Keep the distinctive houseplant moderately moist, but never too wet and avoid waterlogging. In winter the zigzag shrub gets by with very little water. Even in summer it doesn’t hurt to let the surface of the potting soil dry well until the next watering.
From spring to autumn you can provide the zigzag shrub with flower fertiliser every two weeks. During the flowering period you should refrain from fertilizing, otherwise the houseplant will easily shed its flowers.
At a young age, the zigzag shrub can be planted in a new pot every one to two years. This is best done in the spring after the end of the flowering period.
A regular pruning is not necessary with the ornamental shrub, but you can prune branches that are too long from time to time. You can also hold the zigzag shrub as a bonsai by shortening the branches and twigs and wire them to obtain a special growth habit.
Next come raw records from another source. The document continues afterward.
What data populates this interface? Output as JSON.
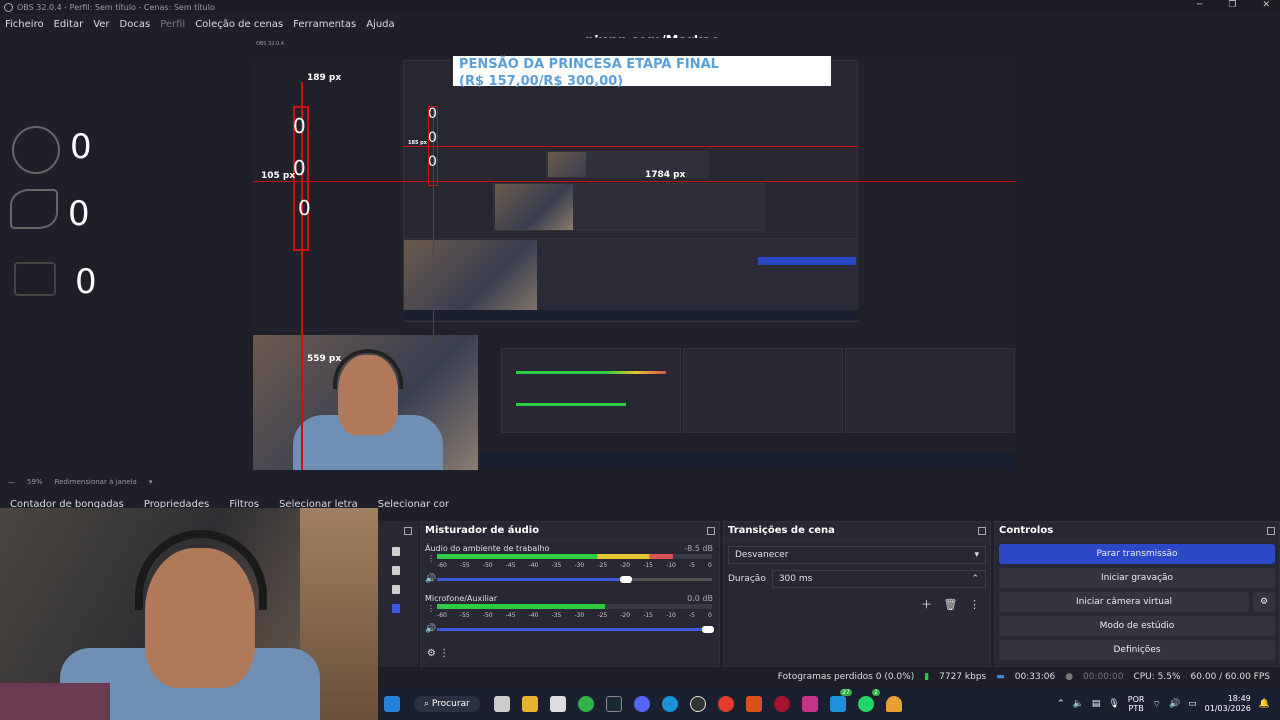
{
  "window": {
    "title": "OBS 32.0.4 - Perfil: Sem título - Cenas: Sem título"
  },
  "menu": [
    {
      "label": "Ficheiro"
    },
    {
      "label": "Editar"
    },
    {
      "label": "Ver"
    },
    {
      "label": "Docas"
    },
    {
      "label": "Perfil",
      "disabled": true
    },
    {
      "label": "Coleção de cenas"
    },
    {
      "label": "Ferramentas"
    },
    {
      "label": "Ajuda"
    }
  ],
  "preview": {
    "url_overlay": "pixgg.com/Markao",
    "banner_line1": "PENSÃO DA PRINCESA ETAPA FINAL",
    "banner_line2": "(R$ 157,00/R$ 300,00)",
    "counters_left": [
      "0",
      "0",
      "0"
    ],
    "counters_inner": [
      "0",
      "0",
      "0"
    ],
    "counters_nested": [
      "0",
      "0",
      "0",
      "0"
    ],
    "px_labels": {
      "top": "189 px",
      "left": "105 px",
      "bottom": "559 px",
      "right": "1784 px",
      "mid": "185 px"
    }
  },
  "zoom_bar": {
    "zoom": "59%",
    "label": "Redimensionar à janela"
  },
  "source_tabs": [
    {
      "label": "Contador de bongadas"
    },
    {
      "label": "Propriedades"
    },
    {
      "label": "Filtros"
    },
    {
      "label": "Selecionar letra"
    },
    {
      "label": "Selecionar cor"
    }
  ],
  "mixer": {
    "title": "Misturador de áudio",
    "channels": [
      {
        "name": "Áudio do ambiente de trabalho",
        "db": "-8.5 dB",
        "level_pct": 86,
        "volume_pct": 68
      },
      {
        "name": "Microfone/Auxiliar",
        "db": "0.0 dB",
        "level_pct": 61,
        "volume_pct": 100
      }
    ],
    "ticks": [
      "-60",
      "-55",
      "-50",
      "-45",
      "-40",
      "-35",
      "-30",
      "-25",
      "-20",
      "-15",
      "-10",
      "-5",
      "0"
    ]
  },
  "transitions": {
    "title": "Transições de cena",
    "selected": "Desvanecer",
    "duration_label": "Duração",
    "duration_value": "300 ms"
  },
  "controls": {
    "title": "Controlos",
    "buttons": [
      {
        "label": "Parar transmissão",
        "primary": true
      },
      {
        "label": "Iniciar gravação"
      },
      {
        "label": "Iniciar câmera virtual"
      },
      {
        "label": "Modo de estúdio"
      },
      {
        "label": "Definições"
      }
    ]
  },
  "status": {
    "dropped": "Fotogramas perdidos 0 (0.0%)",
    "bitrate": "7727 kbps",
    "stream_time": "00:33:06",
    "rec_time": "00:00:00",
    "cpu": "CPU: 5.5%",
    "fps": "60.00 / 60.00 FPS"
  },
  "taskbar": {
    "search": "Procurar",
    "lang_top": "POR",
    "lang_bottom": "PTB",
    "time": "18:49",
    "date": "01/03/2026",
    "badge1": "27",
    "badge2": "2"
  }
}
The zigzag shrub can be propagated by cuttings in summer. The shoots form roots quite reliably at a soil temperature of about 20 degrees Celsius under a foil hood.
Diseases and pests
The houseplant is extremely robust. Diseases and pests hardly occur.
I am Don Burke, one of the authors at My Garden Guide. I am a horticulturist that cultivates, grows, and cares for plants, ranging from shrubs and fruits to flowers. I do it in my own garden and in my nursery. I show you how to take care of your garden and how to perform garden landscaping in an easy way, step by step.I am originally from Sydney and I wrote in local magazines. Later on, I have decided, more than two decades ago, to create my own blog. My area of specialization is related to orchid care, succulent care, and the study of the substrate and the soil. Therefore, you will see many articles dedicated to these disciplines. I also provide advice about how to improve the landscape design of your garden.